  1. pertaining to the production, distribution, and use of income, wealth, and commodities.
  2. of or relating to the science of economics.
  3. pertaining to an economy, or system of organization or operation, especially of the process of production.
  4. involving or pertaining to one's personal resources of money: to give up a large house for economic reasons.
  5. pertaining to use as a resource in the economy: economic entomology; economic botany.
  6. affecting or apt to affect the welfare of material resources: weevils and other economic pests.
  7. economical.

Origin of economic

1585–95; (< Middle French economique) < Latin oeconomicus < Greek oikonomikós relating to household management, equivalent to oikonóm(os) steward (oîko(s) house + nómos manager) + -ikos -ic
Related formsan·ti·ec·o·nom·ic, adjectivenon·e·co·nom·ic, adjectivepre·ec·o·nom·ic, adjectivequa·si-ec·o·nom·ic, adjectivesub·ec·o·nom·ic, adjectiveun·ec·o·nom·ic, adjective
Dictionary.com Unabridged Based on the Random House Unabridged Dictionary, © Random House, Inc. 2018

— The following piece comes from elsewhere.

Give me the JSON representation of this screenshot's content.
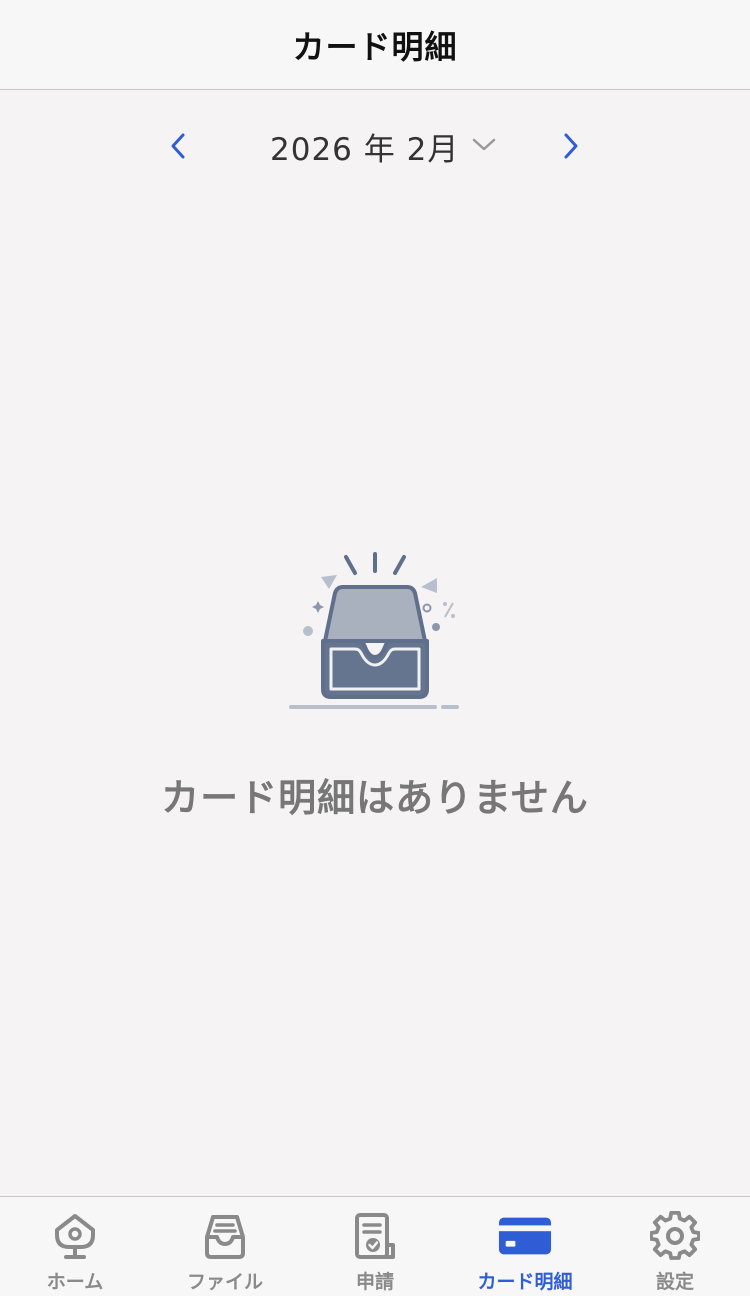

Examples from the Web for noneconomic

Contemporary Examples


British Dictionary definitions for noneconomic

noneconomic

adjective
  1. not of or relating to economic factorsnoneconomic benefits

economic

adjective
  1. of or relating to an economy, economics, or financeeconomic development; economic theories
  2. British capable of being produced, operated, etc, for profit; profitablethe firm is barely economic
  3. concerning or affecting material resources or welfareeconomic pests
  4. concerned with or relating to the necessities of life; utilitarian
  5. a variant of economical
  6. informal inexpensive; cheap
Collins English Dictionary - Complete & Unabridged 2012 Digital Edition © William Collins Sons & Co. Ltd. 1979, 1986 © HarperCollins Publishers 1998, 2000, 2003, 2005, 2006, 2007, 2009, 2012

Word Origin and History for noneconomic

economic

adj.

1590s, "pertaining to management of a household," perhaps shortened from economical or from French économique or directly from Latin oeconomicus "of domestic economy," from Greek oikonomikos "practiced in the management of a household or family," hence, "frugal, thrifty," from oikonomia (see economy (n.)). Meaning "relating to the science of economics" is from 1835 and now is the main sense, economical retaining the older one of "characterized by thrift."

Online Etymology Dictionary, © 2010 Douglas Harper